Abstract: Why did so many Americans believe Saddam Hussein was behind the 9/11 attacks? Althaus and Largio argue that the resilience of this belief was in fact an artifact of pollsters’ switch to forced-choice questions: although open-ended survey questions find very small percentages blaming Saddam for 9/11, forced choice questions reveal a high proportion of the public willing to believe in Saddam Hussein’s culpability even before the administration shifted its focus from Afghanistan to Iraq, and that this means that “The American public’s apparently widespread belief that Saddam Hussein was responsible for the 9/11 terror attacks was no feat of misdirection by the Bush administration.
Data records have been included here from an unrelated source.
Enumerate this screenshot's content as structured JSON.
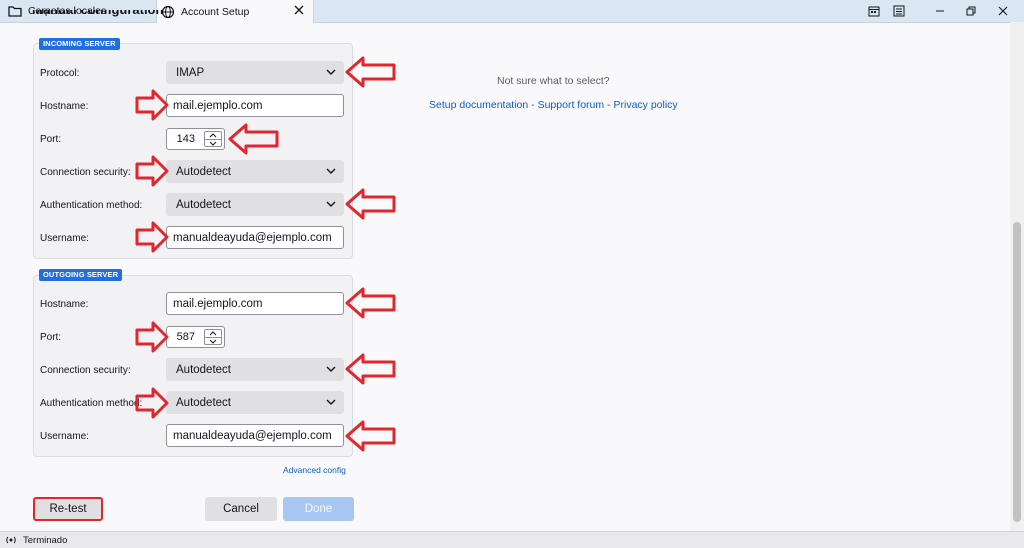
{
  "tabs": [
    {
      "label": "Carpetas locales",
      "icon": "folder-icon"
    },
    {
      "label": "Account Setup",
      "icon": "globe-icon",
      "active": true
    }
  ],
  "page": {
    "title": "Manual configuration"
  },
  "incoming": {
    "badge": "INCOMING SERVER",
    "protocol": {
      "label": "Protocol:",
      "value": "IMAP"
    },
    "hostname": {
      "label": "Hostname:",
      "value": "mail.ejemplo.com"
    },
    "port": {
      "label": "Port:",
      "value": "143"
    },
    "security": {
      "label": "Connection security:",
      "value": "Autodetect"
    },
    "auth": {
      "label": "Authentication method:",
      "value": "Autodetect"
    },
    "username": {
      "label": "Username:",
      "value": "manualdeayuda@ejemplo.com"
    }
  },
  "outgoing": {
    "badge": "OUTGOING SERVER",
    "hostname": {
      "label": "Hostname:",
      "value": "mail.ejemplo.com"
    },
    "port": {
      "label": "Port:",
      "value": "587"
    },
    "security": {
      "label": "Connection security:",
      "value": "Autodetect"
    },
    "auth": {
      "label": "Authentication method:",
      "value": "Autodetect"
    },
    "username": {
      "label": "Username:",
      "value": "manualdeayuda@ejemplo.com"
    }
  },
  "help": {
    "question": "Not sure what to select?",
    "links": [
      "Setup documentation",
      "Support forum",
      "Privacy policy"
    ],
    "separator": " - "
  },
  "advanced_link": "Advanced config",
  "buttons": {
    "retest": "Re-test",
    "cancel": "Cancel",
    "done": "Done"
  },
  "status": {
    "text": "Terminado"
  },
  "colors": {
    "accent": "#1f6fe0",
    "annotation_red": "#e0272e",
    "link": "#0b5ecb"
  }
}
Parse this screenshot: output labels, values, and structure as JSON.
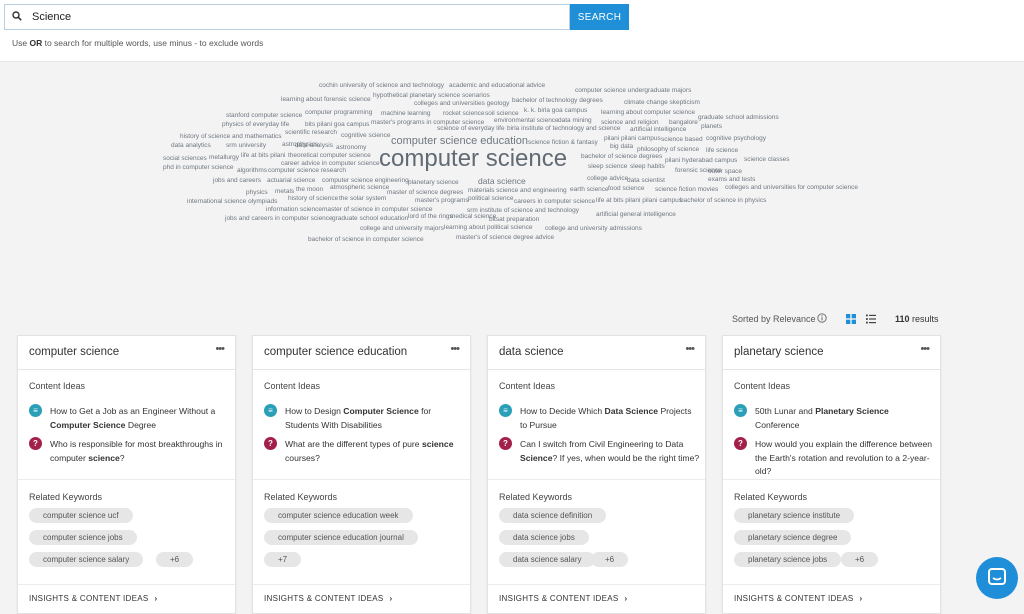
{
  "search": {
    "value": "Science",
    "button_label": "SEARCH",
    "hint_prefix": "Use ",
    "hint_bold": "OR",
    "hint_suffix": " to search for multiple words, use minus - to exclude words"
  },
  "cloud": [
    {
      "t": "cochin university of science and technology"
    },
    {
      "t": "academic and educational advice"
    },
    {
      "t": "computer science undergraduate majors"
    },
    {
      "t": "hypothetical planetary science scenarios"
    },
    {
      "t": "learning about forensic science"
    },
    {
      "t": "bachelor of technology degrees"
    },
    {
      "t": "colleges and universities geology"
    },
    {
      "t": "climate change skepticism"
    },
    {
      "t": "computer programming"
    },
    {
      "t": "machine learning"
    },
    {
      "t": "rocket science"
    },
    {
      "t": "soil science"
    },
    {
      "t": "k. k. birla goa campus"
    },
    {
      "t": "learning about computer science"
    },
    {
      "t": "stanford computer science"
    },
    {
      "t": "graduate school admissions"
    },
    {
      "t": "physics of everyday life"
    },
    {
      "t": "bits pilani goa campus"
    },
    {
      "t": "master's programs in computer science"
    },
    {
      "t": "environmental science"
    },
    {
      "t": "data mining"
    },
    {
      "t": "science and religion"
    },
    {
      "t": "bangalore"
    },
    {
      "t": "planets"
    },
    {
      "t": "scientific research"
    },
    {
      "t": "science of everyday life"
    },
    {
      "t": "birla institute of technology and science"
    },
    {
      "t": "artificial intelligence"
    },
    {
      "t": "history of science and mathematics"
    },
    {
      "t": "cognitive science"
    },
    {
      "t": "computer science education"
    },
    {
      "t": "pilani pilani campus"
    },
    {
      "t": "science based"
    },
    {
      "t": "cognitive psychology"
    },
    {
      "t": "data analytics"
    },
    {
      "t": "srm university"
    },
    {
      "t": "astrophysics"
    },
    {
      "t": "data analysis"
    },
    {
      "t": "astronomy"
    },
    {
      "t": "science fiction & fantasy"
    },
    {
      "t": "big data"
    },
    {
      "t": "philosophy of science"
    },
    {
      "t": "life science"
    },
    {
      "t": "social sciences"
    },
    {
      "t": "metallurgy"
    },
    {
      "t": "life at bits pilani"
    },
    {
      "t": "theoretical computer science"
    },
    {
      "t": "computer science"
    },
    {
      "t": "bachelor of science degrees"
    },
    {
      "t": "pilani hyderabad campus"
    },
    {
      "t": "science classes"
    },
    {
      "t": "phd in computer science"
    },
    {
      "t": "career advice in computer science"
    },
    {
      "t": "sleep science"
    },
    {
      "t": "sleep habits"
    },
    {
      "t": "algorithms"
    },
    {
      "t": "computer science research"
    },
    {
      "t": "forensic science"
    },
    {
      "t": "outer space"
    },
    {
      "t": "jobs and careers"
    },
    {
      "t": "actuarial science"
    },
    {
      "t": "computer science engineering"
    },
    {
      "t": "planetary science"
    },
    {
      "t": "data science"
    },
    {
      "t": "college advice"
    },
    {
      "t": "data scientist"
    },
    {
      "t": "exams and tests"
    },
    {
      "t": "physics"
    },
    {
      "t": "metals"
    },
    {
      "t": "the moon"
    },
    {
      "t": "atmospheric science"
    },
    {
      "t": "materials science and engineering"
    },
    {
      "t": "earth science"
    },
    {
      "t": "food science"
    },
    {
      "t": "science fiction movies"
    },
    {
      "t": "colleges and universities for computer science"
    },
    {
      "t": "master of science degrees"
    },
    {
      "t": "international science olympiads"
    },
    {
      "t": "history of science"
    },
    {
      "t": "the solar system"
    },
    {
      "t": "political science"
    },
    {
      "t": "master's programs"
    },
    {
      "t": "careers in computer science"
    },
    {
      "t": "life at bits pilani pilani campus"
    },
    {
      "t": "bachelor of science in physics"
    },
    {
      "t": "information science"
    },
    {
      "t": "master of science in computer science"
    },
    {
      "t": "srm institute of science and technology"
    },
    {
      "t": "jobs and careers in computer science"
    },
    {
      "t": "graduate school education"
    },
    {
      "t": "lord of the rings"
    },
    {
      "t": "medical science"
    },
    {
      "t": "bitsat preparation"
    },
    {
      "t": "artificial general intelligence"
    },
    {
      "t": "college and university majors"
    },
    {
      "t": "learning about political science"
    },
    {
      "t": "college and university admissions"
    },
    {
      "t": "bachelor of science in computer science"
    },
    {
      "t": "master's of science degree advice"
    }
  ],
  "sort": {
    "label": "Sorted by Relevance",
    "count": "110",
    "count_suffix": " results"
  },
  "cards": [
    {
      "title": "computer science",
      "menu": "•••",
      "content_ideas_label": "Content Ideas",
      "ideas": [
        {
          "type": "doc",
          "pre": "How to Get a Job as an Engineer Without a ",
          "bold": "Computer Science",
          "post": " Degree"
        },
        {
          "type": "q",
          "pre": "Who is responsible for most breakthroughs in computer ",
          "bold": "science",
          "post": "?"
        }
      ],
      "related_label": "Related Keywords",
      "keywords": [
        "computer science ucf",
        "computer science jobs",
        "computer science salary",
        "+6"
      ],
      "footer": "INSIGHTS & CONTENT IDEAS"
    },
    {
      "title": "computer science education",
      "menu": "•••",
      "content_ideas_label": "Content Ideas",
      "ideas": [
        {
          "type": "doc",
          "pre": "How to Design ",
          "bold": "Computer Science",
          "post": " for Students With Disabilities"
        },
        {
          "type": "q",
          "pre": "What are the different types of pure ",
          "bold": "science",
          "post": " courses?"
        }
      ],
      "related_label": "Related Keywords",
      "keywords": [
        "computer science education week",
        "computer science education journal",
        "+7"
      ],
      "footer": "INSIGHTS & CONTENT IDEAS"
    },
    {
      "title": "data science",
      "menu": "•••",
      "content_ideas_label": "Content Ideas",
      "ideas": [
        {
          "type": "doc",
          "pre": "How to Decide Which ",
          "bold": "Data Science",
          "post": " Projects to Pursue"
        },
        {
          "type": "q",
          "pre": "Can I switch from Civil Engineering to Data ",
          "bold": "Science",
          "post": "? If yes, when would be the right time?"
        }
      ],
      "related_label": "Related Keywords",
      "keywords": [
        "data science definition",
        "data science jobs",
        "data science salary",
        "+6"
      ],
      "footer": "INSIGHTS & CONTENT IDEAS"
    },
    {
      "title": "planetary science",
      "menu": "•••",
      "content_ideas_label": "Content Ideas",
      "ideas": [
        {
          "type": "doc",
          "pre": "50th Lunar and ",
          "bold": "Planetary Science",
          "post": " Conference"
        },
        {
          "type": "q",
          "pre": "How would you explain the difference between the Earth's rotation and revolution to a 2-year-old?",
          "bold": "",
          "post": ""
        }
      ],
      "related_label": "Related Keywords",
      "keywords": [
        "planetary science institute",
        "planetary science degree",
        "planetary science jobs",
        "+6"
      ],
      "footer": "INSIGHTS & CONTENT IDEAS"
    }
  ],
  "colors": {
    "accent": "#1f8fd7",
    "doc_icon": "#2aa0b8",
    "question_icon": "#a3204a",
    "chat": "#1e8ed9"
  }
}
Instead, the Bush administration inherited and played into a favorable climate of public opinion” (Althaus and Largio, 2004). But where did this favorable climate of public opinion come from? We suggest that answers on forced-choice questions and support for politicians’ actions are both examples of inferred justification: when responding to forced-choice questions, respondents assume that there is a good reason why a name is present among a list of choices (even if there is not); similarly, in judging politicians' actions, voters assume that there is a good reason why a politician supports a policy measure, particularly one as consequential as the decision to go to war. We test this theory on a sample of respondents in Illinois, and show that 20% of respondents give an inferred justification response. In essence, in invading Iraq the administration presented the public with the equivalent of a forced choice survey question of whether or not Saddam was responsible for 9/11; some respondents concluded that, if we invaded Iraq, there must have been a good reason for doing so, and 9/11 seemed to them the most obvious justification.

Pages: Previous - 1 2 3 4 5  - Next

©2019 All Academic, Inc.   |   All Academic Privacy Policy